The number of people displaced by fighting between Pakistani security forces and the Taliban reached two million yesterday as the U.N. warns the conflict is turning into the largest displacement crisis since the Rwandan genocide.
Figures released yesterday by the United Nations High Commission for Refugees (UNHCR) show that 1,454,377 internally displaced people have been registered in Pakistan’s North-West Frontier Province in the month of May alone.
This figure is in addition to another 553,916 displaced people who have registered in the province since August 2008. The vast majority of the IDPs are living outside of camps, according to the North-West Frontier Province’s Social Welfare Department.
"The dimension of this crisis is just unbelievable and the speed at which people have been fleeing is breathtaking," William Spindler of UNHCR told The Media Line from the organization’s headquarters in Geneva.
"We’re talking about 1.5 million people displaced in two weeks and over 2 million in less than a year… it’s the fastest and most massive movement of people since Rwanda."
Pakistani government officials expressed concern that the number of IDPs may rise by another 500,000 in the coming days as fighting continued.
"We are in the middle of a serious crisis: on the one hand the Taliban are spreading from one area to another, on the other hand the civilian population is getting displaced by the fighting," Iqbal Khattak, bureau chief of the Daily Times in Peshawar, Pakistan, told The Media Line.
"This province is financially very poor.
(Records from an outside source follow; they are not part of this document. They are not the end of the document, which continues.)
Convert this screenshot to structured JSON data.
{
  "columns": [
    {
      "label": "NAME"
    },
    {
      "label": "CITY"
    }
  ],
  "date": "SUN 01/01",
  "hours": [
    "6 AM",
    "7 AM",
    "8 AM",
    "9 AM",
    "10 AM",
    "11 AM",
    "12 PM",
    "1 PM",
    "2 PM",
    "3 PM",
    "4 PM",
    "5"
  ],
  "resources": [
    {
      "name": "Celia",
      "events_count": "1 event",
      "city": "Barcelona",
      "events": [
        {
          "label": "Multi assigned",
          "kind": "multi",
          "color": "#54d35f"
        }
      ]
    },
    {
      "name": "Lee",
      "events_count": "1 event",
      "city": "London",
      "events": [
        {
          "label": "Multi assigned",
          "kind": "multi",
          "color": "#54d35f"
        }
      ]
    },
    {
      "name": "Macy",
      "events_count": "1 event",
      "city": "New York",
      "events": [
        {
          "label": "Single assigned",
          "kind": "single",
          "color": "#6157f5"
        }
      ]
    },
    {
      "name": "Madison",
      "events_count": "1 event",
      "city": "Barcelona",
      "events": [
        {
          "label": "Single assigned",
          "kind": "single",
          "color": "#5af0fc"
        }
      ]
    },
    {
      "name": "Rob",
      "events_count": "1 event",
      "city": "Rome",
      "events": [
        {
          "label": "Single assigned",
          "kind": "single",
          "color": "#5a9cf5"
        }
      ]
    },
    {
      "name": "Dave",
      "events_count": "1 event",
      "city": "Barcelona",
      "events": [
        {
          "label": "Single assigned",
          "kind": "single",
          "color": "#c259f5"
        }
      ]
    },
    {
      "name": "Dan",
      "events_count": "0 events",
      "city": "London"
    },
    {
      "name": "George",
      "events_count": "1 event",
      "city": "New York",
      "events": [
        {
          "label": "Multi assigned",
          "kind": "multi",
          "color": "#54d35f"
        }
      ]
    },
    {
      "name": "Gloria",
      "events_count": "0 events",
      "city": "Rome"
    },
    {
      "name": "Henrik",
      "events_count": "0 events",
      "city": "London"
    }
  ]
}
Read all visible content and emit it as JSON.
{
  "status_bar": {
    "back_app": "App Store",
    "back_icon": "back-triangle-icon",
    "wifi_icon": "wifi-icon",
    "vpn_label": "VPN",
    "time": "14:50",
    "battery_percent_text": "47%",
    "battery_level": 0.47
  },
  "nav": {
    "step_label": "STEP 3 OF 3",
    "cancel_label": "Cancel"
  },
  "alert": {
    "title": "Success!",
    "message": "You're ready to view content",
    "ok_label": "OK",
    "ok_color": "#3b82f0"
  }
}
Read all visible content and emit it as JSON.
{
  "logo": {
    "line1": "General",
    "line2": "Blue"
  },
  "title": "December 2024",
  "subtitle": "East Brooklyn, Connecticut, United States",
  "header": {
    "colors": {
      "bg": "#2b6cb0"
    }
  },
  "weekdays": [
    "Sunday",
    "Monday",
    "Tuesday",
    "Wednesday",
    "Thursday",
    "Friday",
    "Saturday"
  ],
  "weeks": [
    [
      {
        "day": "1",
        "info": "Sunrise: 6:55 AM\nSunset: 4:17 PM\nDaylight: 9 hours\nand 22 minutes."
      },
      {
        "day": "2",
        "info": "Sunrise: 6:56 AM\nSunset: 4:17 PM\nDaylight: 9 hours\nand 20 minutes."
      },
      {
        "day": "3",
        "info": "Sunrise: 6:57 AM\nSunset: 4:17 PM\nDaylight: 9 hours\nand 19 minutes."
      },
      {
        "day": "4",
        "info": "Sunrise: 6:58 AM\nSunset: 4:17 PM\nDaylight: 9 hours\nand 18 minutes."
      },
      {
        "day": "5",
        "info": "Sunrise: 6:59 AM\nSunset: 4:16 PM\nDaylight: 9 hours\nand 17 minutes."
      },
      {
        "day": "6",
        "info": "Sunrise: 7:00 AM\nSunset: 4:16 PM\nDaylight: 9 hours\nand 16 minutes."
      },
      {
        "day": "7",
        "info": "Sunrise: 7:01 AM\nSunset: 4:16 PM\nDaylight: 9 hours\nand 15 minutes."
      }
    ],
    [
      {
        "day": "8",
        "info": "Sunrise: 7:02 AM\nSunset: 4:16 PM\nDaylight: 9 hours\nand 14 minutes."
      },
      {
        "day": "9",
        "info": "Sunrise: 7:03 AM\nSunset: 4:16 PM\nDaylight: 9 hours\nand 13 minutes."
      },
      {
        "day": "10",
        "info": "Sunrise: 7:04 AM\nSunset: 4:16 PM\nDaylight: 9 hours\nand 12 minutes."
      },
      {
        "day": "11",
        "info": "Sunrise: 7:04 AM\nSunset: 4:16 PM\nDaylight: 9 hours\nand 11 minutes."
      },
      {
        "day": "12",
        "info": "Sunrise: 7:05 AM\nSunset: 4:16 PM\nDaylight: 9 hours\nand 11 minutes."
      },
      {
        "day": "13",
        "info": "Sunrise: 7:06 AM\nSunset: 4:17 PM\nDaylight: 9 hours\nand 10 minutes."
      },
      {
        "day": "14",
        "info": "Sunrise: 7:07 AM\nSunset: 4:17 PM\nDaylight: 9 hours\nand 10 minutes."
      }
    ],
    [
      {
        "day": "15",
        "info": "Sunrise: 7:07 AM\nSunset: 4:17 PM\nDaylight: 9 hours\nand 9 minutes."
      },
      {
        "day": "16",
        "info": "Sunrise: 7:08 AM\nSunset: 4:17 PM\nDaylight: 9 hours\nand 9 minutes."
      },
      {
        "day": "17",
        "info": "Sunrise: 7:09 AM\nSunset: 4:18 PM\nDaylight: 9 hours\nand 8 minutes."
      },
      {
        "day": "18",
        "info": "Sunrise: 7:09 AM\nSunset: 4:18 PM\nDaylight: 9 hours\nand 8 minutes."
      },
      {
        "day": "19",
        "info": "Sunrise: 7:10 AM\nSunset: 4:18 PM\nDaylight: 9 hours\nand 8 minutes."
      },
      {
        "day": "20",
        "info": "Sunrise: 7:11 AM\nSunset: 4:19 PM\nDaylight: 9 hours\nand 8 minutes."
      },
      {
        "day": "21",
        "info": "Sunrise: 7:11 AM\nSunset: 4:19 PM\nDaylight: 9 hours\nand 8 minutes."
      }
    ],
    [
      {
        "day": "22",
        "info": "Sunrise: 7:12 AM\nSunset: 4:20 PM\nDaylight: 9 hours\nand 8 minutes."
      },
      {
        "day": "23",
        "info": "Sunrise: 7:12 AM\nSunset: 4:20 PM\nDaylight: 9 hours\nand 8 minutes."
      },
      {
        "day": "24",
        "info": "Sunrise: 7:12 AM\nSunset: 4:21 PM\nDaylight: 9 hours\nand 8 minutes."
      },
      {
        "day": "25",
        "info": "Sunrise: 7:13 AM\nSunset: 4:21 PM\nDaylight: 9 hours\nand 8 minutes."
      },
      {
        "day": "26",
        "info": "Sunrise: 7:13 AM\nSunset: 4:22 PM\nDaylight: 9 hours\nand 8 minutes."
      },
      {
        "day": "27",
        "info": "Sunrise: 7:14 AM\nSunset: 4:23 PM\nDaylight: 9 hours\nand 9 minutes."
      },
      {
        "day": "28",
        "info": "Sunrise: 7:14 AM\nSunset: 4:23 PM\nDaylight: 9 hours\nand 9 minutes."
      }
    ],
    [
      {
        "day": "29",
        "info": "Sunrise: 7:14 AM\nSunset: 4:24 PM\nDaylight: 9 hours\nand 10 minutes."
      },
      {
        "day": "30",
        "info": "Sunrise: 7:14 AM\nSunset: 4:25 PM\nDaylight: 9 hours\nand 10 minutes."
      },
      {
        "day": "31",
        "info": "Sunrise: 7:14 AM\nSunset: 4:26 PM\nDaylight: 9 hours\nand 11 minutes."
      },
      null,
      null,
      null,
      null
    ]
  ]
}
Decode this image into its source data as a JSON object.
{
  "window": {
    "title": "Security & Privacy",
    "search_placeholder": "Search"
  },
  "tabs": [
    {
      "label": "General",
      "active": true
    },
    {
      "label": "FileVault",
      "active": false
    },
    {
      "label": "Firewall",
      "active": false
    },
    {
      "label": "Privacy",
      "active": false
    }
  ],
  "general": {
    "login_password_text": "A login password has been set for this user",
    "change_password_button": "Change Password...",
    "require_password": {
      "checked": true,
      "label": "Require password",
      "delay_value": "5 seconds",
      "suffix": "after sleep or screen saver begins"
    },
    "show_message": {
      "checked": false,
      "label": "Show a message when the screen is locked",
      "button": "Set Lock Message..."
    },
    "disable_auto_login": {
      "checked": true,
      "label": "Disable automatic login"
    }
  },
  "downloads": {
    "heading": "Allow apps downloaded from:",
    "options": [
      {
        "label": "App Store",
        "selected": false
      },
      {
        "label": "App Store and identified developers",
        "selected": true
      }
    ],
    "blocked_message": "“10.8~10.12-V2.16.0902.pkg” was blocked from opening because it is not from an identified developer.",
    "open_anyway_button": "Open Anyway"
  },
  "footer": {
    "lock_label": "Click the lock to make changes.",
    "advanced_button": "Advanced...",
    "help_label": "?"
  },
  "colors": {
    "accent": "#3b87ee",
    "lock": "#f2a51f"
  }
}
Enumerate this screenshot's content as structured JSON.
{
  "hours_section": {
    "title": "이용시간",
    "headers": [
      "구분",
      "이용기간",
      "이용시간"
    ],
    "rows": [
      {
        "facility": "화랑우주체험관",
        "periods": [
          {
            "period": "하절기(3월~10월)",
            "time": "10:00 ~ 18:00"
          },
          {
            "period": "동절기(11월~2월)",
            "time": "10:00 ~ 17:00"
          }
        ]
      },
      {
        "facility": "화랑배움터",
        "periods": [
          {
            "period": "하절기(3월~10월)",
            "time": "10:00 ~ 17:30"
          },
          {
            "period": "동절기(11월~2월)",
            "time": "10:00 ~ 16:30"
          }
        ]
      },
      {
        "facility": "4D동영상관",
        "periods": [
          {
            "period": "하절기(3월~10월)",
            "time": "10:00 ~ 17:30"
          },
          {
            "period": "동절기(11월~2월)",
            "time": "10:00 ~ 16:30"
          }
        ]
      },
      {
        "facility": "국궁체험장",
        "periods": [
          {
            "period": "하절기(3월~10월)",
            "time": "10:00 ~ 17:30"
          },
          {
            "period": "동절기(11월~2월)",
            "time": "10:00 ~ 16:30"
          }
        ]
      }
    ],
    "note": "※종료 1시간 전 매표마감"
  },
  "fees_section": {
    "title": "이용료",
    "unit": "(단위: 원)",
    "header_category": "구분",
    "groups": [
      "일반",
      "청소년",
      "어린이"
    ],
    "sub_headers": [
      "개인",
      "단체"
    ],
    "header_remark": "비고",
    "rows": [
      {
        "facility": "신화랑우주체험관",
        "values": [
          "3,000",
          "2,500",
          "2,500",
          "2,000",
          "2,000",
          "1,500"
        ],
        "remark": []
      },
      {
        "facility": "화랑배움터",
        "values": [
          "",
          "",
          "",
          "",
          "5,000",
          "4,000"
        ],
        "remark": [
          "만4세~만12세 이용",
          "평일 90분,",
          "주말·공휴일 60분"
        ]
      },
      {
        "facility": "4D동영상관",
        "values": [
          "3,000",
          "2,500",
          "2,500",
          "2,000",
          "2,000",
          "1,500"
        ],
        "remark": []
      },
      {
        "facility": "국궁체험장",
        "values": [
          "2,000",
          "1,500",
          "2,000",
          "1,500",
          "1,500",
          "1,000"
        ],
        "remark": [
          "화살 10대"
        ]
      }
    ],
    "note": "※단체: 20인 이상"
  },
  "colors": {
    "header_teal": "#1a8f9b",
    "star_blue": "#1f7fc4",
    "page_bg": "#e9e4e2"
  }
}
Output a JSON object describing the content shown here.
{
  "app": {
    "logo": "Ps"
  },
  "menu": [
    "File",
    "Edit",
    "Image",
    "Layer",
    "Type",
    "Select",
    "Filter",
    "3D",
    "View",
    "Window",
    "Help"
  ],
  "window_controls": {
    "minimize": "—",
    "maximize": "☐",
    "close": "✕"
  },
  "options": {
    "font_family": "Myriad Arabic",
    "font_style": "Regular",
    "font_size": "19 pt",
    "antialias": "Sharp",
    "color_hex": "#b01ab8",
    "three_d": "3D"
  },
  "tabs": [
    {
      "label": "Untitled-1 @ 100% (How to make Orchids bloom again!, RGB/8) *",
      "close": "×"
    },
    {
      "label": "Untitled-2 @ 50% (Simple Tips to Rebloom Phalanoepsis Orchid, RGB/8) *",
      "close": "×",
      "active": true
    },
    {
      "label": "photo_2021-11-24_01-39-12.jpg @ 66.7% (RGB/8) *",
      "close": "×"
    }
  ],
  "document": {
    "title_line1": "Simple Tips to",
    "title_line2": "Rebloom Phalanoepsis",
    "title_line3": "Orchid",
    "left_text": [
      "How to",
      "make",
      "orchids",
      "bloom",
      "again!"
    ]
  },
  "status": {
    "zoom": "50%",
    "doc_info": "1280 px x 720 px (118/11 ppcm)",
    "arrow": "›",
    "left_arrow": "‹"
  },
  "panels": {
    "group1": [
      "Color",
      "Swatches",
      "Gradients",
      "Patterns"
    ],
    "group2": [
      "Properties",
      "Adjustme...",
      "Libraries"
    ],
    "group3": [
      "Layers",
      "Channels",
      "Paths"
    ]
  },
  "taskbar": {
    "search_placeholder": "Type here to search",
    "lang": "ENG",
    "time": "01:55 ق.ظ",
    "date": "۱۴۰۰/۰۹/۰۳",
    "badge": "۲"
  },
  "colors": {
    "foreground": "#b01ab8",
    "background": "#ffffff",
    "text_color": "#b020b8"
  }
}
Its infrastructure has been badly damaged… It was previously a front line in the war against communism and now again in the war against terrorism," Khattak said.
The vast majority of people fleeing the fighting have found temporary shelter with host families or in local schools. Local NGOs, assisted by various U.N. agencies, have been setting up sunscreens and tents, and are distributing buckets, jerry cans, kitchen sets, blankets and plastic mats.
"A large number of these internally displaced people are children," Khattak said. "The weather has not been friendly… Putting these little children in tents is like roasting a chicken in the oven."
Pakistani authorities said Tuesday that the government had enough food to provide for the refugees, but needed donations of fans and high-energy biscuits.
Both Pakistan and the U.N. are appealing to the international community for financial assistance to aid those displaced and the families hosting them.
Pakistani President Asif Ali Zardari recently secured extensive funding for the country’s war with the Taliban. Following a whirlwind tour of Libya, France, the UK and the U.S., the president returned to Pakistan yesterday with commitments for $1.9 billion in aid from the U.S. for fighting the Taliban. The UK promised £640 million over the next four years.
The office of Pakistani Prime Minister Shaukat Tarin, however, warned yesterday that beyond the military aid Pakistan, needed $600-800 million to cope with the refugee situation.
The United Nations Office for the Coordination of Humanitarian Affairs put the figure at $455 million. This is in addition to $88 million already provided or committed to the current crisis.
As humanitarian workers struggle to keep up with the size and speed of the displacement, locals say the displaced people have become increasingly critical of the international response.
"We don’t see a larger participation of the international community," Khattak said. "I don’t think we should be more concerned about the nuclear weapons of Pakistan than the people of Pakistan."
But international officials said the immediate response had been successful.
"So far the international response has been speedy and effective mainly because we have had a major operation in Pakistan for decades," Spindler added.
"But in the long term these people are without jobs, their children need to go to school and we need to ensure that the response continues.
"At the moment the eyes of the world and the media are on Pakistan. From our experience, this attention will not last long, but when the attention moves to another crises, people in Pakistan will still need support. That’s what worries us," he said.